EXERCISE DIRECTIONS: Go through the listing below and count the lines with "Controls" in them. Only the count is needed.

GIVEN DATA:
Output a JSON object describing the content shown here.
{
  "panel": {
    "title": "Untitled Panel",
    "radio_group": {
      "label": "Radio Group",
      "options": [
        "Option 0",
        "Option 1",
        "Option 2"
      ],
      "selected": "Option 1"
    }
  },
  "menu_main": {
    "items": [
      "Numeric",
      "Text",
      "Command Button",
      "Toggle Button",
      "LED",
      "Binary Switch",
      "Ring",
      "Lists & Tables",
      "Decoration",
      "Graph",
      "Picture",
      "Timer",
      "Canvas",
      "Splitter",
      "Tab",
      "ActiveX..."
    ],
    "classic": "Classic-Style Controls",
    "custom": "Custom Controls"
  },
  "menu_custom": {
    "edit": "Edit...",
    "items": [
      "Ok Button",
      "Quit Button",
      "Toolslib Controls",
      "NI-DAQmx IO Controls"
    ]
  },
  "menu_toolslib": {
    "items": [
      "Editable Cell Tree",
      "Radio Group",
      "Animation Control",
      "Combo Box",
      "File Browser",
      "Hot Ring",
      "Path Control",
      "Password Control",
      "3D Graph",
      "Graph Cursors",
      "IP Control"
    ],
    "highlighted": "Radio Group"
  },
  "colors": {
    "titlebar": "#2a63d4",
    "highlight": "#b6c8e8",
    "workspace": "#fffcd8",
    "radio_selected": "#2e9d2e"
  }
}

TASK RESULT: 4